### Task requirements
Would you please write out every record exactly?

(Excerpts from an interface dataset)
★ ★ ★ ★ ★ ★ ★

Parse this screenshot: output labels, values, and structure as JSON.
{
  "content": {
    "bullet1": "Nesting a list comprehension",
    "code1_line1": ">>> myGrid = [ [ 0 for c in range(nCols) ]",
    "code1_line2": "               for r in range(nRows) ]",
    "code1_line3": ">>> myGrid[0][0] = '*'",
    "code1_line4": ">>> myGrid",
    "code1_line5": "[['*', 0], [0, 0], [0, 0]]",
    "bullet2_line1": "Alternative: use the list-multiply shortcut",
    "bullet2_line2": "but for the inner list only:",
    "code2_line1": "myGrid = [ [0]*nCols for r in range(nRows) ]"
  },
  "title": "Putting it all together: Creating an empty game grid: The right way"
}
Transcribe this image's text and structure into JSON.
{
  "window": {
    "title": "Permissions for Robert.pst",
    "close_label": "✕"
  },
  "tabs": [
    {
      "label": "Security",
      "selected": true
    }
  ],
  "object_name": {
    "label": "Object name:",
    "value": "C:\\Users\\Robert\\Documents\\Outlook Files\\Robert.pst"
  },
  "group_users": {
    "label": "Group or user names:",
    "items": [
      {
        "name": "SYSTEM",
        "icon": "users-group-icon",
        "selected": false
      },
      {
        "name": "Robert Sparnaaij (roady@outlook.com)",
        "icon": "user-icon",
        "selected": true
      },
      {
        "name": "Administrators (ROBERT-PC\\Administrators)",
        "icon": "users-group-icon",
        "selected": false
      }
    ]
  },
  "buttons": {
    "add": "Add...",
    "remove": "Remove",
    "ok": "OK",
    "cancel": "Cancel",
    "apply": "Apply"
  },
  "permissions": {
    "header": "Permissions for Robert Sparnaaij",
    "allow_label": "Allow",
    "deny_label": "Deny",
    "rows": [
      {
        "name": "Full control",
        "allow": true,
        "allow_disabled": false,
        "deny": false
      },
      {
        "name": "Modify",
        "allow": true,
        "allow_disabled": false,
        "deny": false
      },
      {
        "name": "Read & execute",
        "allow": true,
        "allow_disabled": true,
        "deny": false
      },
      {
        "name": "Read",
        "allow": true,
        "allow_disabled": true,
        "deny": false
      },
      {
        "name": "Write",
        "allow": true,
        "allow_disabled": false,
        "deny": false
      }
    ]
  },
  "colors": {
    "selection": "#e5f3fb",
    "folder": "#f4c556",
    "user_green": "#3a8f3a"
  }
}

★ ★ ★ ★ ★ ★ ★

### Your response
Parse this screenshot: output labels, values, and structure as JSON.
{
  "content": {
    "bullet1": "Nesting a list comprehension",
    "code1_line1": ">>> myGrid = [ [ 0 for c in range(nCols) ]",
    "code1_line2": "               for r in range(nRows) ]",
    "code1_line3": ">>> myGrid[0][0] = '*'",
    "code1_line4": ">>> myGrid",
    "code1_line5": "[['*', 0], [0, 0], [0, 0]]",
    "bullet2_line1": "Alternative: use the list-multiply shortcut",
    "bullet2_line2": "but for the inner list only:",
    "code2_line1": "myGrid = [ [0]*nCols for r in range(nRows) ]"
  },
  "title": "Putting it all together: Creating an empty game grid: The right way"
}
Transcribe this image's text and structure into JSON.
{
  "window": {
    "title": "Permissions for Robert.pst",
    "close_label": "✕"
  },
  "tabs": [
    {
      "label": "Security",
      "selected": true
    }
  ],
  "object_name": {
    "label": "Object name:",
    "value": "C:\\Users\\Robert\\Documents\\Outlook Files\\Robert.pst"
  },
  "group_users": {
    "label": "Group or user names:",
    "items": [
      {
        "name": "SYSTEM",
        "icon": "users-group-icon",
        "selected": false
      },
      {
        "name": "Robert Sparnaaij (roady@outlook.com)",
        "icon": "user-icon",
        "selected": true
      },
      {
        "name": "Administrators (ROBERT-PC\\Administrators)",
        "icon": "users-group-icon",
        "selected": false
      }
    ]
  },
  "buttons": {
    "add": "Add...",
    "remove": "Remove",
    "ok": "OK",
    "cancel": "Cancel",
    "apply": "Apply"
  },
  "permissions": {
    "header": "Permissions for Robert Sparnaaij",
    "allow_label": "Allow",
    "deny_label": "Deny",
    "rows": [
      {
        "name": "Full control",
        "allow": true,
        "allow_disabled": false,
        "deny": false
      },
      {
        "name": "Modify",
        "allow": true,
        "allow_disabled": false,
        "deny": false
      },
      {
        "name": "Read & execute",
        "allow": true,
        "allow_disabled": true,
        "deny": false
      },
      {
        "name": "Read",
        "allow": true,
        "allow_disabled": true,
        "deny": false
      },
      {
        "name": "Write",
        "allow": true,
        "allow_disabled": false,
        "deny": false
      }
    ]
  },
  "colors": {
    "selection": "#e5f3fb",
    "folder": "#f4c556",
    "user_green": "#3a8f3a"
  }
}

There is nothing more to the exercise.